If an entry holds a picture, drop the picture and restate the rest word for word.

=== Input records ===

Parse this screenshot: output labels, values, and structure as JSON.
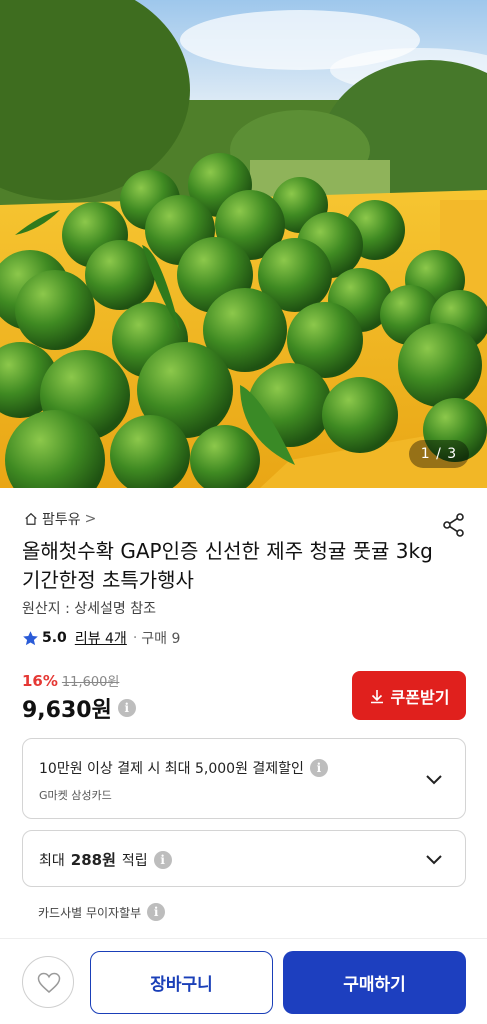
{
  "hero": {
    "counter": "1 / 3"
  },
  "product": {
    "store_name": "팜투유",
    "store_arrow": ">",
    "title": "올해첫수확 GAP인증 신선한 제주 청귤 풋귤 3kg 기간한정 초특가행사",
    "origin": "원산지 : 상세설명 참조",
    "rating": "5.0",
    "review_link": "리뷰 4개",
    "separator": "·",
    "purchase_count": "구매 9",
    "discount_rate": "16%",
    "original_price": "11,600원",
    "price": "9,630원",
    "coupon_label": "쿠폰받기"
  },
  "benefits": {
    "card_discount": "10만원 이상 결제 시 최대 5,000원 결제할인",
    "card_name": "G마켓 삼성카드",
    "points_prefix": "최대",
    "points_amount": "288원",
    "points_suffix": "적립",
    "installment": "카드사별 무이자할부"
  },
  "bottom_bar": {
    "cart_label": "장바구니",
    "buy_label": "구매하기"
  },
  "colors": {
    "coupon_red": "#e0201d",
    "discount_red": "#e53935",
    "primary_blue": "#1d3fbf",
    "star_blue": "#2a5bd7"
  },
  "icons": [
    "home-icon",
    "share-icon",
    "star-icon",
    "info-icon",
    "download-icon",
    "chevron-down-icon",
    "heart-icon"
  ]
}
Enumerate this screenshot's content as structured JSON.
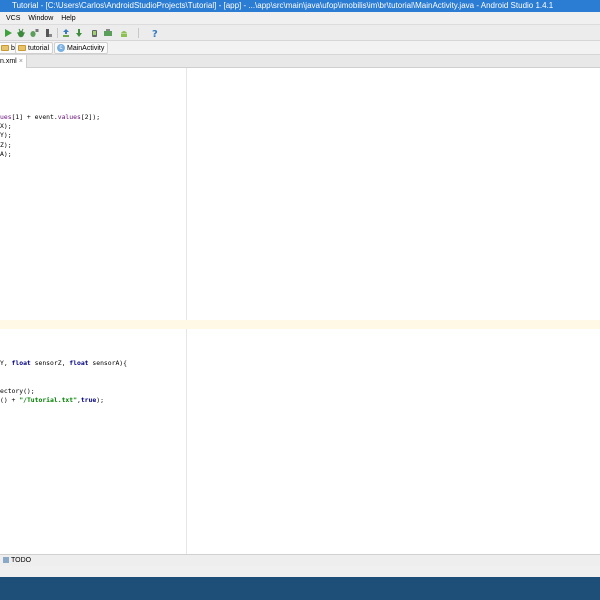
{
  "window": {
    "title": "Tutorial - [C:\\Users\\Carlos\\AndroidStudioProjects\\Tutorial] - [app] - ...\\app\\src\\main\\java\\ufop\\imobilis\\im\\br\\tutorial\\MainActivity.java - Android Studio 1.4.1"
  },
  "menu": {
    "items": [
      "VCS",
      "Window",
      "Help"
    ]
  },
  "toolbar": {
    "icons": [
      "run-icon",
      "debug-icon",
      "attach-debugger-icon",
      "profile-icon",
      "sdk-manager-icon",
      "avd-manager-icon",
      "android-monitor-icon",
      "help-icon"
    ]
  },
  "breadcrumb": {
    "items": [
      "br",
      "tutorial",
      "MainActivity"
    ]
  },
  "tabs": {
    "active": "n.xml",
    "close": "×"
  },
  "code": {
    "line1_prefix": "",
    "line1_field1": "ues",
    "line1_mid": "[1] + event.",
    "line1_field2": "values",
    "line1_end": "[2]);",
    "line2": "X);",
    "line3": "Y);",
    "line4": "Z);",
    "line5": "A);",
    "line6_pre": "Y, ",
    "line6_kw1": "float",
    "line6_mid1": " sensorZ, ",
    "line6_kw2": "float",
    "line6_end": " sensorA){",
    "line7": "ectory();",
    "line8_pre": "() + ",
    "line8_str": "\"/Tutorial.txt\"",
    "line8_mid": ",",
    "line8_kw": "true",
    "line8_end": ");"
  },
  "bottom": {
    "todo_label": "TODO"
  },
  "colors": {
    "title_bar": "#2b7cd3",
    "taskbar": "#1d4f78",
    "caret_row": "#fff9e5",
    "field": "#660e7a",
    "keyword": "#000080",
    "string": "#008000"
  }
}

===

## Task answer
Parse this screenshot: output labels, values, and structure as JSON.
{
  "hero": {
    "counter": "1 / 3"
  },
  "product": {
    "store_name": "팜투유",
    "store_arrow": ">",
    "title": "올해첫수확 GAP인증 신선한 제주 청귤 풋귤 3kg 기간한정 초특가행사",
    "origin": "원산지 : 상세설명 참조",
    "rating": "5.0",
    "review_link": "리뷰 4개",
    "separator": "·",
    "purchase_count": "구매 9",
    "discount_rate": "16%",
    "original_price": "11,600원",
    "price": "9,630원",
    "coupon_label": "쿠폰받기"
  },
  "benefits": {
    "card_discount": "10만원 이상 결제 시 최대 5,000원 결제할인",
    "card_name": "G마켓 삼성카드",
    "points_prefix": "최대",
    "points_amount": "288원",
    "points_suffix": "적립",
    "installment": "카드사별 무이자할부"
  },
  "bottom_bar": {
    "cart_label": "장바구니",
    "buy_label": "구매하기"
  },
  "colors": {
    "coupon_red": "#e0201d",
    "discount_red": "#e53935",
    "primary_blue": "#1d3fbf",
    "star_blue": "#2a5bd7"
  },
  "icons": [
    "home-icon",
    "share-icon",
    "star-icon",
    "info-icon",
    "download-icon",
    "chevron-down-icon",
    "heart-icon"
  ]
}
Enumerate this screenshot's content as structured JSON.
{
  "window": {
    "title": "Tutorial - [C:\\Users\\Carlos\\AndroidStudioProjects\\Tutorial] - [app] - ...\\app\\src\\main\\java\\ufop\\imobilis\\im\\br\\tutorial\\MainActivity.java - Android Studio 1.4.1"
  },
  "menu": {
    "items": [
      "VCS",
      "Window",
      "Help"
    ]
  },
  "toolbar": {
    "icons": [
      "run-icon",
      "debug-icon",
      "attach-debugger-icon",
      "profile-icon",
      "sdk-manager-icon",
      "avd-manager-icon",
      "android-monitor-icon",
      "help-icon"
    ]
  },
  "breadcrumb": {
    "items": [
      "br",
      "tutorial",
      "MainActivity"
    ]
  },
  "tabs": {
    "active": "n.xml",
    "close": "×"
  },
  "code": {
    "line1_prefix": "",
    "line1_field1": "ues",
    "line1_mid": "[1] + event.",
    "line1_field2": "values",
    "line1_end": "[2]);",
    "line2": "X);",
    "line3": "Y);",
    "line4": "Z);",
    "line5": "A);",
    "line6_pre": "Y, ",
    "line6_kw1": "float",
    "line6_mid1": " sensorZ, ",
    "line6_kw2": "float",
    "line6_end": " sensorA){",
    "line7": "ectory();",
    "line8_pre": "() + ",
    "line8_str": "\"/Tutorial.txt\"",
    "line8_mid": ",",
    "line8_kw": "true",
    "line8_end": ");"
  },
  "bottom": {
    "todo_label": "TODO"
  },
  "colors": {
    "title_bar": "#2b7cd3",
    "taskbar": "#1d4f78",
    "caret_row": "#fff9e5",
    "field": "#660e7a",
    "keyword": "#000080",
    "string": "#008000"
  }
}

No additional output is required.